_Records supplied:_
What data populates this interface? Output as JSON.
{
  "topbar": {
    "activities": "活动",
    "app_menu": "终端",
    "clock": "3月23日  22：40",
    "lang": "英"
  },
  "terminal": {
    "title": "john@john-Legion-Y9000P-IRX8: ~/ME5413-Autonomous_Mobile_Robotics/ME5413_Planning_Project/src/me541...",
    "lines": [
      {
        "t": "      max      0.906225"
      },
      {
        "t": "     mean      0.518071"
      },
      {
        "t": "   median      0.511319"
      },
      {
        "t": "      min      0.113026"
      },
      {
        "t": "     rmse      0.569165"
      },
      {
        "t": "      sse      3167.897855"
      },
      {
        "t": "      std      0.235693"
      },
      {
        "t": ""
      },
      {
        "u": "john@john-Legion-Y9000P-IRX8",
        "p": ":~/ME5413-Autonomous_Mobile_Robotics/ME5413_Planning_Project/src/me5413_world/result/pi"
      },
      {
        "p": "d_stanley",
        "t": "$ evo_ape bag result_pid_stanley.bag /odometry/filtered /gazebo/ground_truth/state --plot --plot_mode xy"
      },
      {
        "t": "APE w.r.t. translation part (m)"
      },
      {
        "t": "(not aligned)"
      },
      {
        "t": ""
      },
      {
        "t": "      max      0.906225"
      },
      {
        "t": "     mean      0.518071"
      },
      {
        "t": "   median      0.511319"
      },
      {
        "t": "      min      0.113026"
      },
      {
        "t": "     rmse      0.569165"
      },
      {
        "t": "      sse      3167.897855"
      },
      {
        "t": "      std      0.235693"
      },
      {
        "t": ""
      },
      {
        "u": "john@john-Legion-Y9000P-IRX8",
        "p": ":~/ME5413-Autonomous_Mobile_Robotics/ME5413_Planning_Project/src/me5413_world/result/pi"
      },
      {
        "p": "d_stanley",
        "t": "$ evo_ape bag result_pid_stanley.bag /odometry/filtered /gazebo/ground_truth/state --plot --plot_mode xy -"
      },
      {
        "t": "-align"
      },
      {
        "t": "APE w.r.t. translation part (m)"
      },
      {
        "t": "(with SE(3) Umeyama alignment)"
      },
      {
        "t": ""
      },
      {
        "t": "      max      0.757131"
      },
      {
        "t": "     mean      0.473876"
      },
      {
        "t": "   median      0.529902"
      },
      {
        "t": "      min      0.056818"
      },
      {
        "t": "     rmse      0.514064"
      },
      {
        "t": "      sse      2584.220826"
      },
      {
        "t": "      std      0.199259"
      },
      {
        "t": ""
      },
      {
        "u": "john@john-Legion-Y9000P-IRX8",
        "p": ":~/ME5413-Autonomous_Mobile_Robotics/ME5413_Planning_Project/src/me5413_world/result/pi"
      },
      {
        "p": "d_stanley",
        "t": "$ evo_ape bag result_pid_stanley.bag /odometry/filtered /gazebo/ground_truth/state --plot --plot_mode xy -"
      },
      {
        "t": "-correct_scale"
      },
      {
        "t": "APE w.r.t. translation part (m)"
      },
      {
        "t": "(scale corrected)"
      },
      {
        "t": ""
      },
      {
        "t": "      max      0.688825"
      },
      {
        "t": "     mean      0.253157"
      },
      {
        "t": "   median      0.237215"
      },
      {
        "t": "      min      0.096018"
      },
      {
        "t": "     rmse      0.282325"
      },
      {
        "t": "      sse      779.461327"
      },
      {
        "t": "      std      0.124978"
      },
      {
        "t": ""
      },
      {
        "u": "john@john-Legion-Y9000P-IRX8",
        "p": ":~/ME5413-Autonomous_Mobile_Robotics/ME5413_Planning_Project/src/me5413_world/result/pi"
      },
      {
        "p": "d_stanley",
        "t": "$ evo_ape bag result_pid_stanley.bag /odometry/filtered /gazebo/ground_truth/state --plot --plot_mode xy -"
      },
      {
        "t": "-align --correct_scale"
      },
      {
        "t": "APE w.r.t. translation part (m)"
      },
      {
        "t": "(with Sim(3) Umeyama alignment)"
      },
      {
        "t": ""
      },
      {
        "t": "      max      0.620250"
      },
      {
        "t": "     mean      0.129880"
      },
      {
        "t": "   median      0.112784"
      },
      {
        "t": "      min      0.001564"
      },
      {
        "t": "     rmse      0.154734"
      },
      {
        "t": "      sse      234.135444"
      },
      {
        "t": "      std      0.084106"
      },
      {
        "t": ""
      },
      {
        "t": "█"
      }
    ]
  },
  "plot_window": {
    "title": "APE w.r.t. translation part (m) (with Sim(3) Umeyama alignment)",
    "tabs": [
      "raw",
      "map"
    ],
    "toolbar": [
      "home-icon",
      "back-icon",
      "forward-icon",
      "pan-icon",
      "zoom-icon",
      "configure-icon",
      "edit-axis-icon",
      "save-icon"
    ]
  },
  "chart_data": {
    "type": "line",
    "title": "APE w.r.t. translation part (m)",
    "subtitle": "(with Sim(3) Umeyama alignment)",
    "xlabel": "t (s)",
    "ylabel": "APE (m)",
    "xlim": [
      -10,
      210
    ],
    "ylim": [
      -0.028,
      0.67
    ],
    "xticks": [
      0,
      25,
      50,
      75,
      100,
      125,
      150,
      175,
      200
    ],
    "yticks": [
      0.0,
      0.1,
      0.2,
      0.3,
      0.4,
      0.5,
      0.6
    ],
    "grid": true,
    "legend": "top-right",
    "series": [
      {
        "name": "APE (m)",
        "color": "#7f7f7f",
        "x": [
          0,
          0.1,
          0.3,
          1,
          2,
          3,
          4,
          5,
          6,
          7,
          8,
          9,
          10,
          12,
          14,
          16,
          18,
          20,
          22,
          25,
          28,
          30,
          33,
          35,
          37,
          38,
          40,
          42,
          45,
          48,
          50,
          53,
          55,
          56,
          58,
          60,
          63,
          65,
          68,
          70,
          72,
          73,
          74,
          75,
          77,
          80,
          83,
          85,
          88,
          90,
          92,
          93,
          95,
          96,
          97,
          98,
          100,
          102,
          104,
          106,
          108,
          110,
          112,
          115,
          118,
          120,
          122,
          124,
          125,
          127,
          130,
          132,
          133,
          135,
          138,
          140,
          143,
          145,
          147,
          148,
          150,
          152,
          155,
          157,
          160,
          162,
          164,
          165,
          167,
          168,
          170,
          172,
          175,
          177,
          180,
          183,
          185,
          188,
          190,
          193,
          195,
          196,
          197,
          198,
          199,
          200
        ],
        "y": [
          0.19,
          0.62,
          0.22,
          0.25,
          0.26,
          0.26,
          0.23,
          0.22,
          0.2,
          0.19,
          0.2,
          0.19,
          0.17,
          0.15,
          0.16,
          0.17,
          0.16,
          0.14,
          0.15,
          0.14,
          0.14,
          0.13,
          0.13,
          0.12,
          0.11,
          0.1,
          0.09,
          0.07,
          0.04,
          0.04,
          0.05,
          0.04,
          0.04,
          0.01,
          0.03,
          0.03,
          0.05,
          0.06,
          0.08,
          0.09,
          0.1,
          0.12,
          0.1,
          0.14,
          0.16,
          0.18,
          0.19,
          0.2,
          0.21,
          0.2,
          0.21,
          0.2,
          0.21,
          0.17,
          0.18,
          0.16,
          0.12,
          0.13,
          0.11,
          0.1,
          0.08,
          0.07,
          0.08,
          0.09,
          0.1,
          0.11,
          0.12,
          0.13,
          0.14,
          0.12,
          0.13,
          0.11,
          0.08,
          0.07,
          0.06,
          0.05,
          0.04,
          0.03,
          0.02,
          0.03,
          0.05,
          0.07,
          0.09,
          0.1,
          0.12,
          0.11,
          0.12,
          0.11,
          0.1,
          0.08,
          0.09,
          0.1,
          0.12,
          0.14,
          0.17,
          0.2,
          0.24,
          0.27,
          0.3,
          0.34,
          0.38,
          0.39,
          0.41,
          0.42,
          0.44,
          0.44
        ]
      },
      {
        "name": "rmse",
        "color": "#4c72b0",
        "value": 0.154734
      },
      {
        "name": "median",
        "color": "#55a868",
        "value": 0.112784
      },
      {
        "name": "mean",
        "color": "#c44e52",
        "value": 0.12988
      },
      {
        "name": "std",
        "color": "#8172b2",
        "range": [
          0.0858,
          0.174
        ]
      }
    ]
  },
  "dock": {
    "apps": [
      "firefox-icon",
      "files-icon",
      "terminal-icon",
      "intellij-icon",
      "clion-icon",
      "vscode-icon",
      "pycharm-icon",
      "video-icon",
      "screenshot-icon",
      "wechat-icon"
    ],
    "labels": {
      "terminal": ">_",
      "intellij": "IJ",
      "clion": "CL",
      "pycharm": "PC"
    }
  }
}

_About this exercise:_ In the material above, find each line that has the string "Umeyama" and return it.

_Response for this exercise:_
        "t": "(with SE(3) Umeyama alignment)"
        "t": "(with Sim(3) Umeyama alignment)"
    "title": "APE w.r.t. translation part (m) (with Sim(3) Umeyama alignment)",
    "subtitle": "(with Sim(3) Umeyama alignment)",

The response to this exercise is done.